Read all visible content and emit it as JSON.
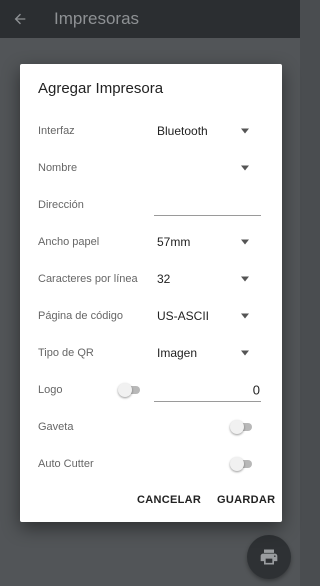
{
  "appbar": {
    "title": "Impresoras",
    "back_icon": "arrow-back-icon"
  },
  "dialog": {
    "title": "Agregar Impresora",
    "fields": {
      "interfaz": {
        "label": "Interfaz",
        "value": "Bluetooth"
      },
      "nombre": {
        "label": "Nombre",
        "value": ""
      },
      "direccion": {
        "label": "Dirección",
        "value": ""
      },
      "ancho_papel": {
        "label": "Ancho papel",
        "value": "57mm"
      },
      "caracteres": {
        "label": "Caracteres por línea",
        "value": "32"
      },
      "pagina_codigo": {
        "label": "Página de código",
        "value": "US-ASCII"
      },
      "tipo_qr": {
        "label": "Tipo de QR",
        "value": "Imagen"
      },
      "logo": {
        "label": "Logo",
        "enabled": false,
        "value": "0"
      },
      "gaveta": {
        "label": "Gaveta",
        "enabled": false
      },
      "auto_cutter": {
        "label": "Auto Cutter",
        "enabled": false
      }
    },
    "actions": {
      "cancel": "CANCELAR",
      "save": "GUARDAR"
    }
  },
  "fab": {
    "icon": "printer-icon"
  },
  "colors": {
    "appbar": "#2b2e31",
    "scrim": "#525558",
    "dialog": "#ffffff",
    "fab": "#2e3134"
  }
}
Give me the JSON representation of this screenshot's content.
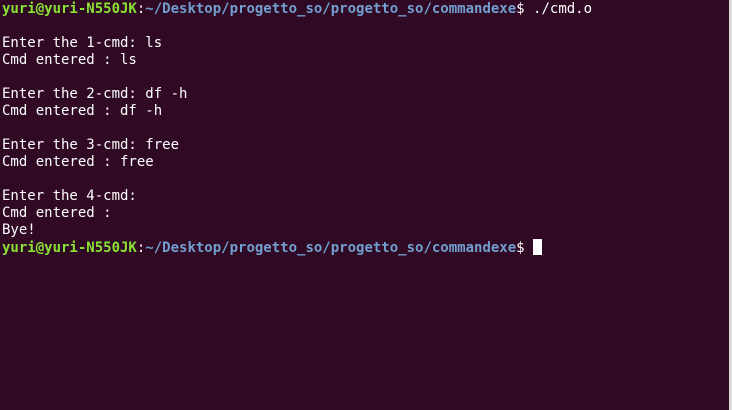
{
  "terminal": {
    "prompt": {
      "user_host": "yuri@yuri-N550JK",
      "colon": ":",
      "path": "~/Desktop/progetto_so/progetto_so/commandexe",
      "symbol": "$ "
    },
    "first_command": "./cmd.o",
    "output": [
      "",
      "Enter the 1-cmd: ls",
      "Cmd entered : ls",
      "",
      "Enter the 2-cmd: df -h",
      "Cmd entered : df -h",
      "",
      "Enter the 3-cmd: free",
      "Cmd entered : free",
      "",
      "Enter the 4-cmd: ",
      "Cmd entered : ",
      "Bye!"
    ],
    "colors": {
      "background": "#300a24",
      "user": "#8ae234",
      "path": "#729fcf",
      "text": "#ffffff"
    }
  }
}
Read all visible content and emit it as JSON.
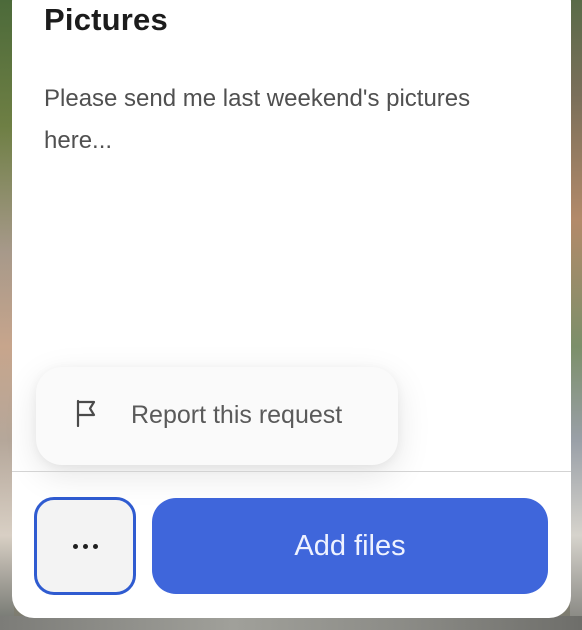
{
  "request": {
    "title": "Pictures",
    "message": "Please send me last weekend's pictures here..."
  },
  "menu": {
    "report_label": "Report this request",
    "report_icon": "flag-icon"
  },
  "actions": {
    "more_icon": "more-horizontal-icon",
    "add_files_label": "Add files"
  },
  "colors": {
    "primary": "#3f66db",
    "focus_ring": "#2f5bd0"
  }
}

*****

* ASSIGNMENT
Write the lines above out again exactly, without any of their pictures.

* ANSWER SPACE
Read all visible content and emit it as JSON.
{
  "appbar": {
    "title": "Impresoras",
    "back_icon": "arrow-back-icon"
  },
  "dialog": {
    "title": "Agregar Impresora",
    "fields": {
      "interfaz": {
        "label": "Interfaz",
        "value": "Bluetooth"
      },
      "nombre": {
        "label": "Nombre",
        "value": ""
      },
      "direccion": {
        "label": "Dirección",
        "value": ""
      },
      "ancho_papel": {
        "label": "Ancho papel",
        "value": "57mm"
      },
      "caracteres": {
        "label": "Caracteres por línea",
        "value": "32"
      },
      "pagina_codigo": {
        "label": "Página de código",
        "value": "US-ASCII"
      },
      "tipo_qr": {
        "label": "Tipo de QR",
        "value": "Imagen"
      },
      "logo": {
        "label": "Logo",
        "enabled": false,
        "value": "0"
      },
      "gaveta": {
        "label": "Gaveta",
        "enabled": false
      },
      "auto_cutter": {
        "label": "Auto Cutter",
        "enabled": false
      }
    },
    "actions": {
      "cancel": "CANCELAR",
      "save": "GUARDAR"
    }
  },
  "fab": {
    "icon": "printer-icon"
  },
  "colors": {
    "appbar": "#2b2e31",
    "scrim": "#525558",
    "dialog": "#ffffff",
    "fab": "#2e3134"
  }
}
Give me the JSON representation of this screenshot's content.
{
  "terminal": {
    "prompt": {
      "user_host": "yuri@yuri-N550JK",
      "colon": ":",
      "path": "~/Desktop/progetto_so/progetto_so/commandexe",
      "symbol": "$ "
    },
    "first_command": "./cmd.o",
    "output": [
      "",
      "Enter the 1-cmd: ls",
      "Cmd entered : ls",
      "",
      "Enter the 2-cmd: df -h",
      "Cmd entered : df -h",
      "",
      "Enter the 3-cmd: free",
      "Cmd entered : free",
      "",
      "Enter the 4-cmd: ",
      "Cmd entered : ",
      "Bye!"
    ],
    "colors": {
      "background": "#300a24",
      "user": "#8ae234",
      "path": "#729fcf",
      "text": "#ffffff"
    }
  }
}
Read all visible content and emit it as JSON.
{
  "request": {
    "title": "Pictures",
    "message": "Please send me last weekend's pictures here..."
  },
  "menu": {
    "report_label": "Report this request",
    "report_icon": "flag-icon"
  },
  "actions": {
    "more_icon": "more-horizontal-icon",
    "add_files_label": "Add files"
  },
  "colors": {
    "primary": "#3f66db",
    "focus_ring": "#2f5bd0"
  }
}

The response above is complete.